The heart of the product at Get Satisfaction is to help companies connect with their customers online, wherever they are. “We talk about ourselves as a customer engagement platform that allows companies of all sizes and industries to build a community and have conversations,” Wendy says. It’s about the organic nature of consumers engaging with companies, also known as the outside-in model. In the beginning, individuals needed service and support and would find one another through Google searches about their issue. Suffice it to say that when customers are talking to one another about a product, they usually have quality idea. If the company gets out of the way, these ideas incubate and then amplify, creating huge potential.
47% of the activities inside a Get Satisfaction community are questions about the product itself, not specific problems about the product. This is both a sales and customer development opportunity and marketers need to be paying attention. The solutions to the use cases need to make sense to the businesses, i.e. not a horizontal come-one, come-all frenzy of suggestions from the market. Everyone is used to ratings and reviews technologies and Get Satisfaction is finding that companies have more success when they embed their customer and community interactions inside their purchase place. When a customer’s transacting in the flow of a purchase and they have a question, often not getting a response is what causes them to abandon their cart and not follow through with buying. Customers helping customers to expedite a transaction is a whole new market.
Rob Johnson of Gnip talks about the intrigue that led Wendy to get involved in the social conversation world. When Get Satisfaction was first pitched to Wendy, she recognized it as a simple model: true relationship building. Companies don’t always have the courage to be public about conversations. She knew the opportunity of the social CRM is what matters most. Get Satisfaction is sitting between the social web and systems of record but it’s a freemium, SaaS model and now has 3,000+ paying customers. Wendy describes the words “brands” and “engagement” as jargon. Get Satisfaction’s mascot is even named Jargon. “Being from the South, I like to talk straight,” she drawls. It’s not about run-on sentences that mislead or confuse the customer regarding solutions. It’s about productive interactions inside each conversation. When this happens, relationships are built around not only the product but also around the interest in the product.
Skills, process, and legal issues for each employee online all come into play.
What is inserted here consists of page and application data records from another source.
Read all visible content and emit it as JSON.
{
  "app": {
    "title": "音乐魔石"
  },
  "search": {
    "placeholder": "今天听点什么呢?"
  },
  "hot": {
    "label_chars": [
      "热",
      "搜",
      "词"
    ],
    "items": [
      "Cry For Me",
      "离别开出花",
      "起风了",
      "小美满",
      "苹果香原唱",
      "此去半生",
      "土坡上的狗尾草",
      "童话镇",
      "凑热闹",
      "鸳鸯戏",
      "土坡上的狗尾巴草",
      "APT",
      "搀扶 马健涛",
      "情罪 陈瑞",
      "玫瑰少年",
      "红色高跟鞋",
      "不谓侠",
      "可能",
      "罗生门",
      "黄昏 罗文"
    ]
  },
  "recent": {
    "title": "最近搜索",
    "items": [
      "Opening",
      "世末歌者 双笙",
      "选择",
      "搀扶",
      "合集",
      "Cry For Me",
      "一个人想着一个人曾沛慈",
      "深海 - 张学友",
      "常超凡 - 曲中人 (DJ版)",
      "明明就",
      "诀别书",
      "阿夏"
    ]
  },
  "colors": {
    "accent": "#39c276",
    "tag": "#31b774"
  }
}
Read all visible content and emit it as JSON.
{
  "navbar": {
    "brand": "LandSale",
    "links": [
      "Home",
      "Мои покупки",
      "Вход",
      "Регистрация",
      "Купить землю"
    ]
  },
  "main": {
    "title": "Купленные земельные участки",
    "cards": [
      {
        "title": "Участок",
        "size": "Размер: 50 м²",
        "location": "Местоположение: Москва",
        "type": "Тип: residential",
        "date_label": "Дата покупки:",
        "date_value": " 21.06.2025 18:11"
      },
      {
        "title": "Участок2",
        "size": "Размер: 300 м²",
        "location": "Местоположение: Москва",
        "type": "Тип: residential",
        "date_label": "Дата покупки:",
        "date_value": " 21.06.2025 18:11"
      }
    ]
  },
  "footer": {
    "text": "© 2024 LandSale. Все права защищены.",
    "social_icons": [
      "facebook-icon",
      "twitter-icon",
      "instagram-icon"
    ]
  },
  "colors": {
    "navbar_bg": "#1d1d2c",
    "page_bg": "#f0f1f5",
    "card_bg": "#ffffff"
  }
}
For example,at a big corporation, what details are even allowed to be public? Bringing value to the conversation happens when customers connect with companies on a human level. “Cut and paste crap does not work in a community,” Wendy says. Community managers have to hone their skills because jumping into the conversation too early can kill a good idea, too late can reflect poorly on the company, and it’s crucial to let the flow incubate somewhere between those two extremes.
Wendy also offered her insight on how to successfully scale community management. “As social media conversations grow and proliferate, and they will, that’s when community managers become facilitators. It’s not one to one and it’s not a call que so it’s also easier to scale. You’re basically gathering a party under a tent and you need that tent to be structured enough to expand.” Get Satisfaction likes to keep its communities open so as to not limit any potential conversations. Get Satisfaction also scales by pulling in all departments in to support the community managers in a cross-functioning capacity.